Working alongside five service partners – including BaxterStorey, ISS and Nuffield Health – an eight-strong team was given a range of objectives, but just the one simple requirement: “Enable the first occupant of 5 Broadgate to be productive at their desk within 15 minutes of entering the building on the morning of Tuesday the 30th of August 2016”.


To meet this requirement and ensure that the building operated effectively enough to enable similar levels of productivity throughout the day, the team and its partners worked against a series of touch-points which began with workers arriving (accounting for factors such as the grounds and parking facilities) through break-taking (adequate breakout areas and gym facilities) all the way through to leaving the building.

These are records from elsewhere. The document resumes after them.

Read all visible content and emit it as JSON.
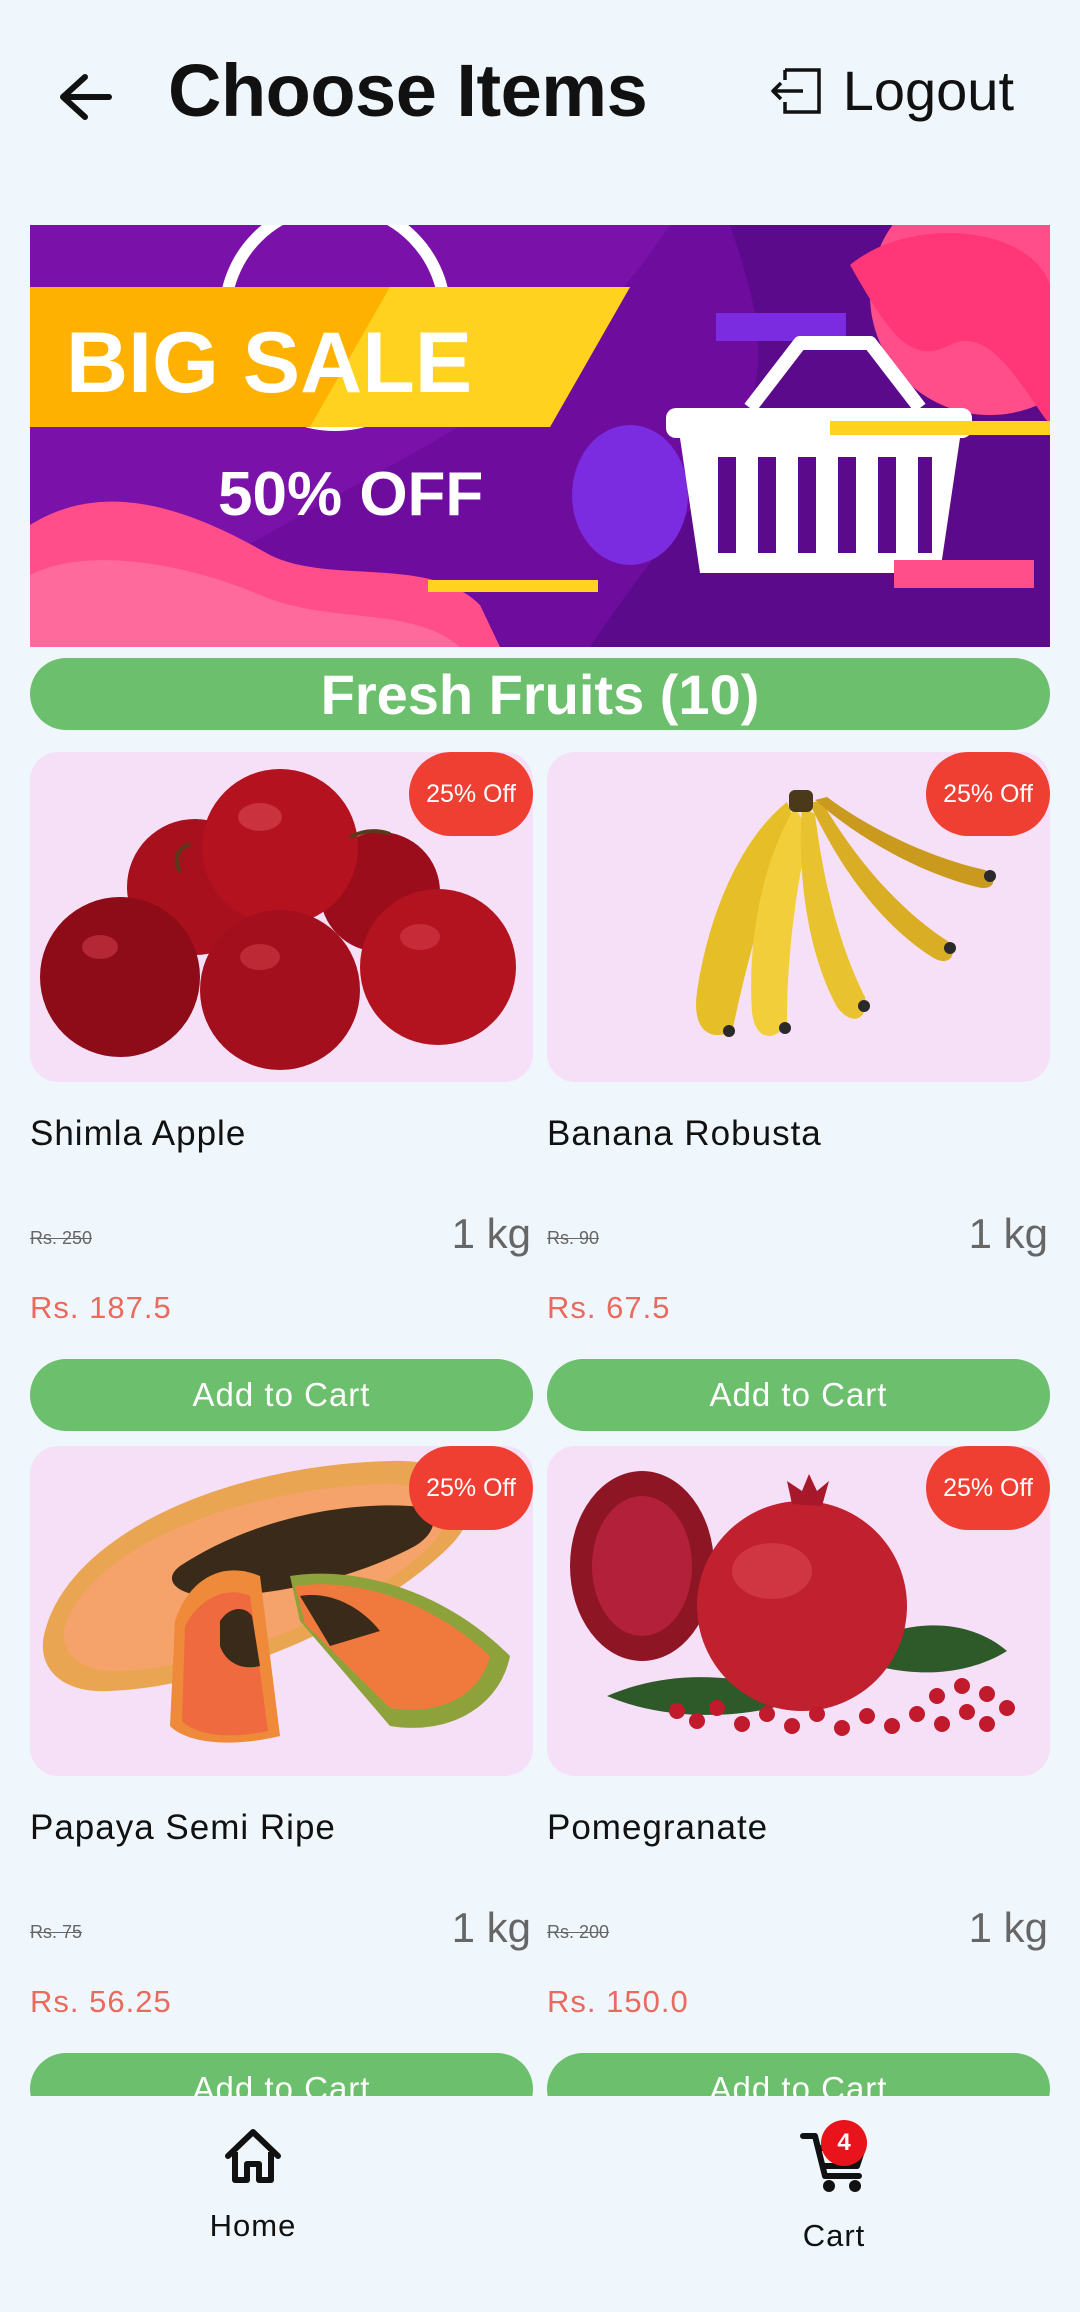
{
  "header": {
    "title": "Choose Items",
    "logout_label": "Logout"
  },
  "banner": {
    "headline": "BIG SALE",
    "subline": "50% OFF"
  },
  "category": {
    "label": "Fresh Fruits (10)"
  },
  "products": [
    {
      "name": "Shimla Apple",
      "badge": "25% Off",
      "old_price": "Rs. 250",
      "qty": "1 kg",
      "price": "Rs. 187.5",
      "button": "Add to Cart"
    },
    {
      "name": "Banana Robusta",
      "badge": "25% Off",
      "old_price": "Rs. 90",
      "qty": "1 kg",
      "price": "Rs. 67.5",
      "button": "Add to Cart"
    },
    {
      "name": "Papaya Semi Ripe",
      "badge": "25% Off",
      "old_price": "Rs. 75",
      "qty": "1 kg",
      "price": "Rs. 56.25",
      "button": "Add to Cart"
    },
    {
      "name": "Pomegranate",
      "badge": "25% Off",
      "old_price": "Rs. 200",
      "qty": "1 kg",
      "price": "Rs. 150.0",
      "button": "Add to Cart"
    }
  ],
  "bottom_nav": {
    "home_label": "Home",
    "cart_label": "Cart",
    "cart_count": "4"
  },
  "colors": {
    "accent_green": "#6CBF6C",
    "badge_red": "#EF3F33",
    "price_red": "#EA6A5E",
    "card_bg": "#F5E0F7",
    "page_bg": "#F0F7FC"
  }
}
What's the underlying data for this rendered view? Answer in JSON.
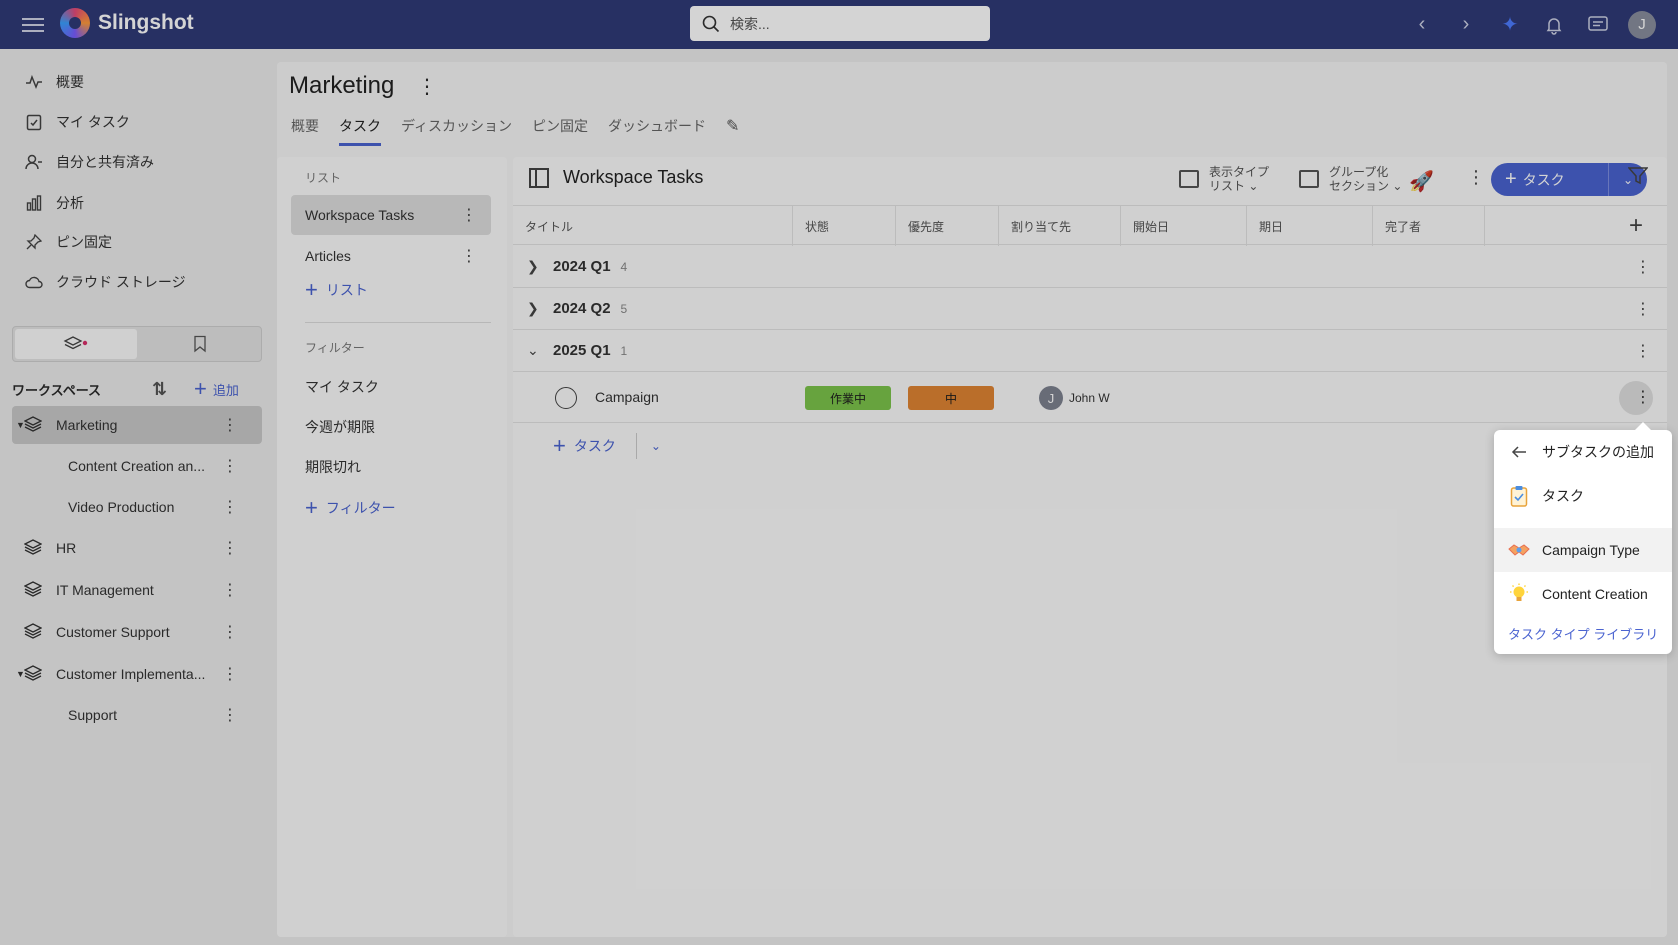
{
  "topbar": {
    "app_name": "Slingshot",
    "search_placeholder": "検索...",
    "user_initial": "J"
  },
  "nav": {
    "items": [
      {
        "label": "概要",
        "icon": "activity-icon"
      },
      {
        "label": "マイ タスク",
        "icon": "clipboard-check-icon"
      },
      {
        "label": "自分と共有済み",
        "icon": "user-share-icon"
      },
      {
        "label": "分析",
        "icon": "bar-chart-icon"
      },
      {
        "label": "ピン固定",
        "icon": "pin-icon"
      },
      {
        "label": "クラウド ストレージ",
        "icon": "cloud-icon"
      }
    ]
  },
  "workspaces": {
    "header": "ワークスペース",
    "add_label": "追加",
    "items": [
      {
        "label": "Marketing",
        "sub": false,
        "expanded": true,
        "active": true
      },
      {
        "label": "Content Creation an...",
        "sub": true
      },
      {
        "label": "Video Production",
        "sub": true
      },
      {
        "label": "HR",
        "sub": false
      },
      {
        "label": "IT Management",
        "sub": false
      },
      {
        "label": "Customer Support",
        "sub": false
      },
      {
        "label": "Customer Implementa...",
        "sub": false,
        "expanded": true
      },
      {
        "label": "Support",
        "sub": true
      }
    ]
  },
  "page": {
    "title": "Marketing",
    "tabs": [
      {
        "label": "概要",
        "active": false
      },
      {
        "label": "タスク",
        "active": true
      },
      {
        "label": "ディスカッション",
        "active": false
      },
      {
        "label": "ピン固定",
        "active": false
      },
      {
        "label": "ダッシュボード",
        "active": false
      }
    ]
  },
  "lists": {
    "section_label": "リスト",
    "items": [
      "Workspace Tasks",
      "Articles"
    ],
    "add_list_label": "リスト",
    "filters_label": "フィルター",
    "filters": [
      "マイ タスク",
      "今週が期限",
      "期限切れ"
    ],
    "add_filter_label": "フィルター"
  },
  "board": {
    "title": "Workspace Tasks",
    "view_type_label": "表示タイプ",
    "view_type_value": "リスト",
    "group_label": "グループ化",
    "group_value": "セクション",
    "task_button_label": "タスク",
    "columns": [
      "タイトル",
      "状態",
      "優先度",
      "割り当て先",
      "開始日",
      "期日",
      "完了者"
    ],
    "groups": [
      {
        "name": "2024 Q1",
        "count": "4",
        "expanded": false
      },
      {
        "name": "2024 Q2",
        "count": "5",
        "expanded": false
      },
      {
        "name": "2025 Q1",
        "count": "1",
        "expanded": true
      }
    ],
    "task": {
      "name": "Campaign",
      "status": "作業中",
      "status_color": "#7cc54b",
      "priority": "中",
      "priority_color": "#e08533",
      "assignee_initial": "J",
      "assignee": "John W"
    },
    "add_task_label": "タスク"
  },
  "popup": {
    "back_label": "サブタスクの追加",
    "items": [
      {
        "label": "タスク",
        "icon": "clipboard-task-icon"
      },
      {
        "label": "Campaign Type",
        "icon": "handshake-icon"
      },
      {
        "label": "Content Creation",
        "icon": "lightbulb-icon"
      }
    ],
    "library_link": "タスク タイプ ライブラリ"
  }
}
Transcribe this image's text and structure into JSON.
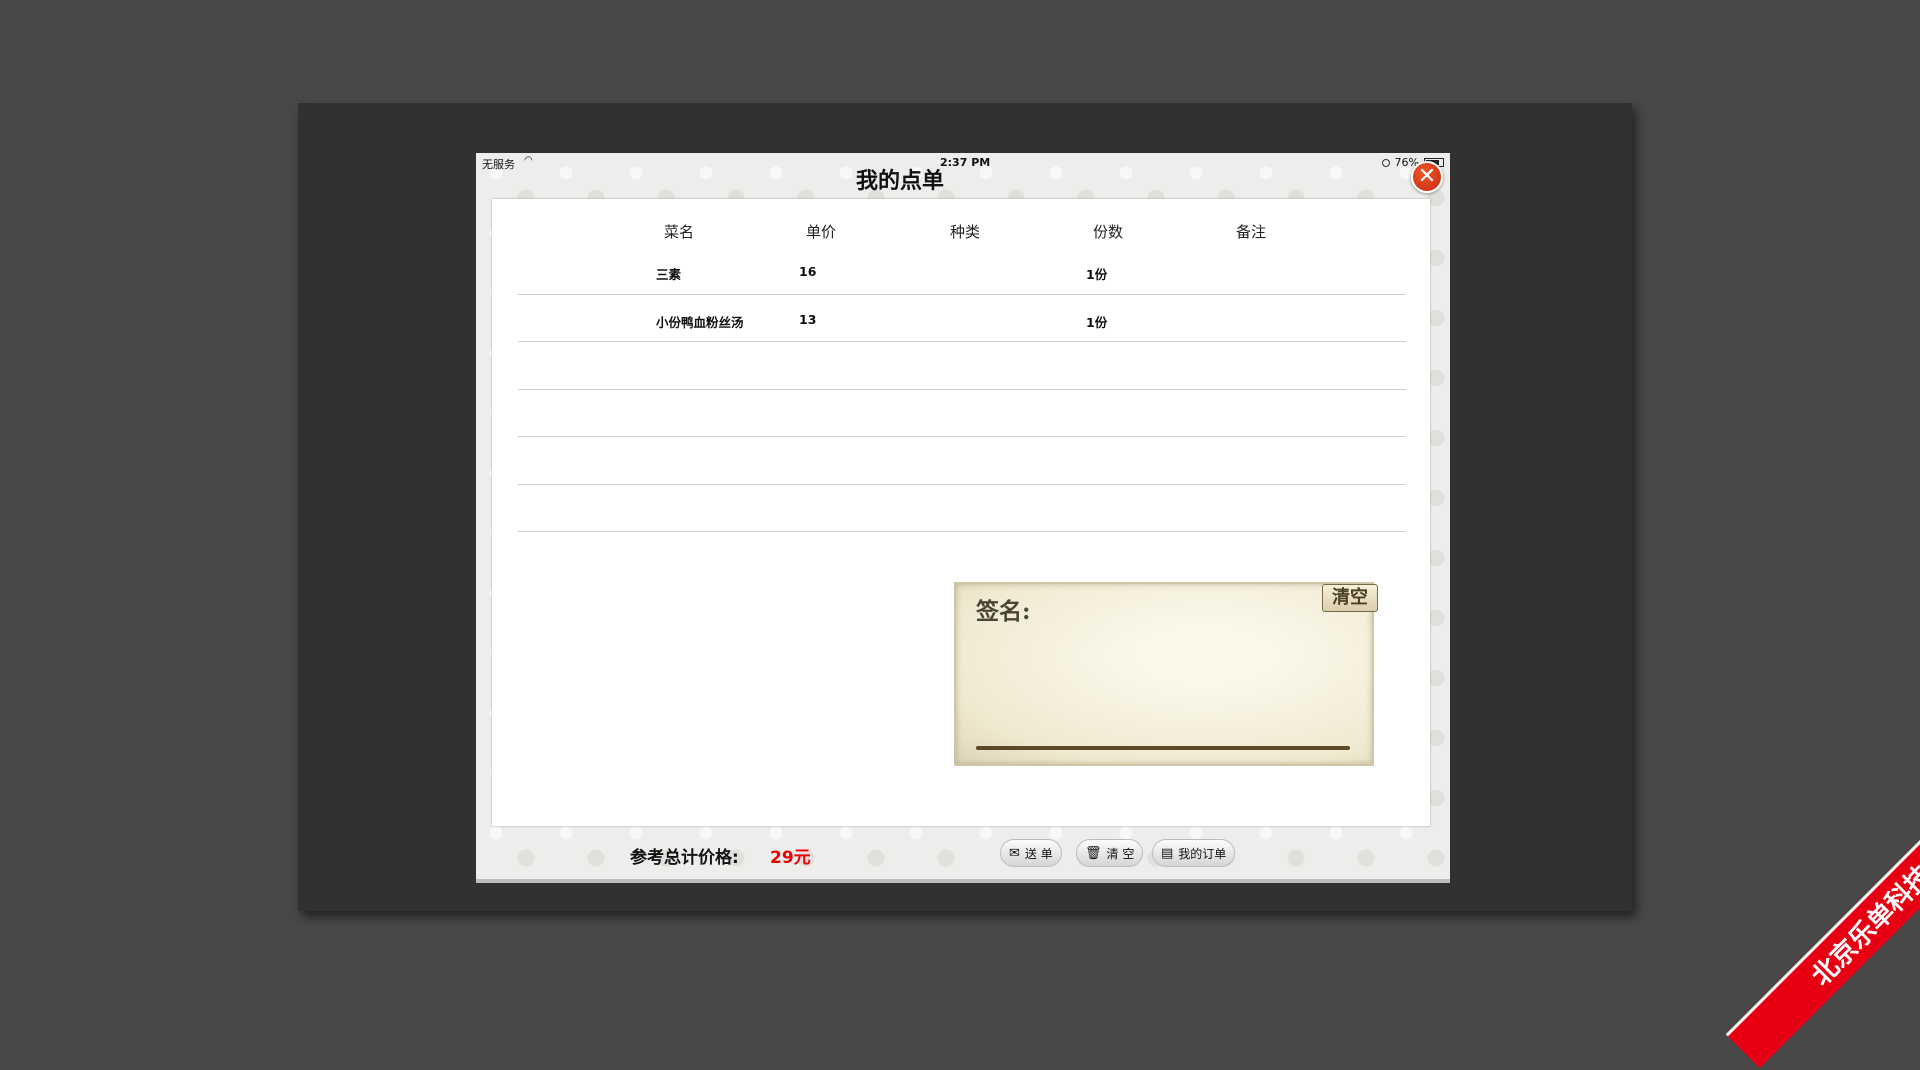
{
  "status_bar": {
    "carrier": "无服务",
    "time": "2:37 PM",
    "battery": "76%"
  },
  "dialog": {
    "title": "我的点单",
    "close_glyph": "✕"
  },
  "table": {
    "headers": [
      "菜名",
      "单价",
      "种类",
      "份数",
      "备注"
    ],
    "rows": [
      {
        "name": "三素",
        "price": "16",
        "type": "",
        "qty": "1份",
        "note": ""
      },
      {
        "name": "小份鸭血粉丝汤",
        "price": "13",
        "type": "",
        "qty": "1份",
        "note": ""
      },
      {
        "name": "",
        "price": "",
        "type": "",
        "qty": "",
        "note": ""
      },
      {
        "name": "",
        "price": "",
        "type": "",
        "qty": "",
        "note": ""
      },
      {
        "name": "",
        "price": "",
        "type": "",
        "qty": "",
        "note": ""
      },
      {
        "name": "",
        "price": "",
        "type": "",
        "qty": "",
        "note": ""
      }
    ]
  },
  "signature": {
    "label": "签名:",
    "clear_label": "清空"
  },
  "footer": {
    "total_label": "参考总计价格:",
    "total_value": "29元",
    "send_label": "送 单",
    "clear_label": "清 空",
    "my_orders_label": "我的订单"
  },
  "watermark": {
    "text": "北京乐单科技"
  },
  "colors": {
    "close_button": "#d8380f",
    "total_value": "#ee0000",
    "ribbon": "#e60012"
  },
  "icons": {
    "send": "envelope-icon",
    "clear": "trash-icon",
    "orders": "document-icon"
  }
}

By factoring in these touch-points throughout the design and implementation process and carrying out close engagement with a range of stakeholders, the IFM team was able to develop a clear idea of what was needed ahead of the full move into the building.


Results show a 21 per cent reduction in energy use across UBS’s London campus, while an increase in flexible workspace 

has enabled it to reduce its overall footprint by 22 per cent.


The BIFM’s award judges called the transition project “an exemplary demonstration of how facilities management can support a complex business in its transition to a new workplace. The complex move posed potential risk to the organisation as a whole, but thanks to the team’s planning from the beginning and conduct through the transition period the migration was a success”.